By Steve Plant
The foreign exchange (FX) market can be extremely unpredictable and daunting for SMEs. It is also critical when they are relying on profits from foreign trade and therefore it is key to implement strategies to minimise losses through unwanted or unexpected costs and rates. Although it can be difficult to plan for the future in this turbulent marketplace, there are ways of managing your forecast and cost, to ensure you get the best deal on your transactions. Here I will outline long, medium, and short-term FX strategies that every SME owner and financial director should have in their repertoire.
Arranging FX transactions in small, bite size chunks over the course of the year can protect businesses from poor exchange rates. This can be a good strategy in volatile markets as it averages out the rates over the course of 12 months, minimising the effects of random fluctuations. One drawback of this strategy however is that with multiple smaller transactions, businesses may be liable to pay more commission and ultimately lower profits. In more stable FX markets, this strategy should be avoided.
An alternative medium to long-term strategy to implement in more stable FX markets is securing spot contracts.
Many banks and brokers offer spot contracts; provisional FX transactions that will trigger once a series of pre-set terms are met. Businesses can decide the rate at which they want a transaction to be processed so that they get a favourable deal. This allows decision makers to know the cost and accurately forecast their international trades, reducing uncertainties in future accounts.
Although this strategy can remove some uncertainty, as rates are pre-determined, the changes in the markets mean that it is hard to predict when they will be met. This means businesses may be left waiting for a long time before a transaction is triggered if the markets are not favourable, and so financial resilience is essential.
Securing forward contracts is a longer-term strategy that allows businesses to apply the current market rate to future transactions.
Implementing longer-term strategies such as forward contracts can give SME owners peace of mind, as they will know the future value of a transaction in advance. This also protects businesses against unfavourable market rates, so is useful in more volatile markets or if predicted trends mean unfavourable rates are likely in the future.
Shopping around for the best deal is always a good strategy. Searching for brokers that will provide the best rates, lowest commission, and have no extra fees can save SMEs money on their foreign transactions. Calling brokers manually, or using broker comparison sites can help you find the best deal, however this can be time consuming and lead to future unwanted sales calls.
An alternative to bank and broker comparison sites is WhichFX, a service that drives down the spread (the profit the bank or broker makes on each trade) on transactions. WhichFX places brokers in competition with each other, as they bid to win your business. You are then provided with the best quote. This service allows SMEs to access rates previously only offered to large corporations.
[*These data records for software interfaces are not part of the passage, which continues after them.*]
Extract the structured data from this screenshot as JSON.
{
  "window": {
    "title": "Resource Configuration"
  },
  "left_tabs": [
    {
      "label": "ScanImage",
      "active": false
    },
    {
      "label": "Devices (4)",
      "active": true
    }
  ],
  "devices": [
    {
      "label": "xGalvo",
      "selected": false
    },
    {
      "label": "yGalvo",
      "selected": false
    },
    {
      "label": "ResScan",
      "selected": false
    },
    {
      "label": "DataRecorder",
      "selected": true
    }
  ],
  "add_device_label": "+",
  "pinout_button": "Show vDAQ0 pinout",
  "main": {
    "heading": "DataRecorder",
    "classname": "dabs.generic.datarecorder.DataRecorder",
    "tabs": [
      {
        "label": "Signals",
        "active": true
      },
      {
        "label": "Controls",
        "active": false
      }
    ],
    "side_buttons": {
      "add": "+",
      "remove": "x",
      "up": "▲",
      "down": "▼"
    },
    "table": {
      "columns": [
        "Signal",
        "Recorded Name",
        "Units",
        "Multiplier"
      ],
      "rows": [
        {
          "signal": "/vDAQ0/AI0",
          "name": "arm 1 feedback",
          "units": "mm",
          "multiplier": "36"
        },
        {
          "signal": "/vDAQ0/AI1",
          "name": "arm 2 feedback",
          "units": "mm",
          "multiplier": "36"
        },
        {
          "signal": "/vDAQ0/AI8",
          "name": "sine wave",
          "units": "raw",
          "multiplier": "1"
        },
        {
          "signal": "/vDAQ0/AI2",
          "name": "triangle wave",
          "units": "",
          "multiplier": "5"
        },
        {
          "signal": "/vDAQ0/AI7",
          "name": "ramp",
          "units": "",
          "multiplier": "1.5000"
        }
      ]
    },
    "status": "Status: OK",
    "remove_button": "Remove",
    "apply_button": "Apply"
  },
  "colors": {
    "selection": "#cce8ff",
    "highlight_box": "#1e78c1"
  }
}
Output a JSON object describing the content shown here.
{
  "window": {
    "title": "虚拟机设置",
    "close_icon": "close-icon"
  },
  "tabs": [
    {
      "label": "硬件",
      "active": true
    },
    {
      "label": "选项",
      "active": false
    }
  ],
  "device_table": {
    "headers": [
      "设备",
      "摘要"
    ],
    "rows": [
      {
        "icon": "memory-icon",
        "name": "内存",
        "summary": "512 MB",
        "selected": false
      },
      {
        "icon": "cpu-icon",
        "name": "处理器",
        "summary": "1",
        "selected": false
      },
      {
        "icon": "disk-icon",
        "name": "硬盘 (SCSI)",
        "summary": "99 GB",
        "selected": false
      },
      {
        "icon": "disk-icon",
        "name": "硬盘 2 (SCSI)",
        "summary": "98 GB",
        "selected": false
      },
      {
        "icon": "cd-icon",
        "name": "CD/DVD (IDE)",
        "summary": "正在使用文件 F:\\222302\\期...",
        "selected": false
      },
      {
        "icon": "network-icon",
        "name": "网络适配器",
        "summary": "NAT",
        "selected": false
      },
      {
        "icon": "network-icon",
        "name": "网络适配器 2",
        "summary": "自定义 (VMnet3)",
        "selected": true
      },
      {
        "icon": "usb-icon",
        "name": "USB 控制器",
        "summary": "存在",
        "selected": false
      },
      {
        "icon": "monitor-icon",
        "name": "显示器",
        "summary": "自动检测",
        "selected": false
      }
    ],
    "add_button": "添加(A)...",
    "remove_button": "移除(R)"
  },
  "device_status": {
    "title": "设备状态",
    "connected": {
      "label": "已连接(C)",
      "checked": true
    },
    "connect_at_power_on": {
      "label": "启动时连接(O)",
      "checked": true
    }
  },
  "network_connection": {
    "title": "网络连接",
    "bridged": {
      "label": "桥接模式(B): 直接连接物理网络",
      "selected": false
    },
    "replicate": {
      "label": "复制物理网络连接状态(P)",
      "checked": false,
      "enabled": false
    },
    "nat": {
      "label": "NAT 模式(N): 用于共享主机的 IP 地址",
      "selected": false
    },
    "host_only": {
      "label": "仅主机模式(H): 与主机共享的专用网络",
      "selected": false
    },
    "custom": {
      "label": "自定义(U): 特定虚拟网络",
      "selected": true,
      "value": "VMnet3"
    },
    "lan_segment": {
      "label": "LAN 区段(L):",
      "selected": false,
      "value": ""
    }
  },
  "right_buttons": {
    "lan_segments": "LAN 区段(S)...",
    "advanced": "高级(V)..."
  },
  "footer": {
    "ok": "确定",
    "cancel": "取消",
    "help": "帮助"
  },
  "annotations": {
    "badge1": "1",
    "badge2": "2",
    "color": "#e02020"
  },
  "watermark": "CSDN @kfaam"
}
This can be useful as an alternative for companies using banks and brokers when planning short and medium term FX strategies as it can secure businesses the best rates when market positioning is favourable.
Steve Plant is CEO, WhichFX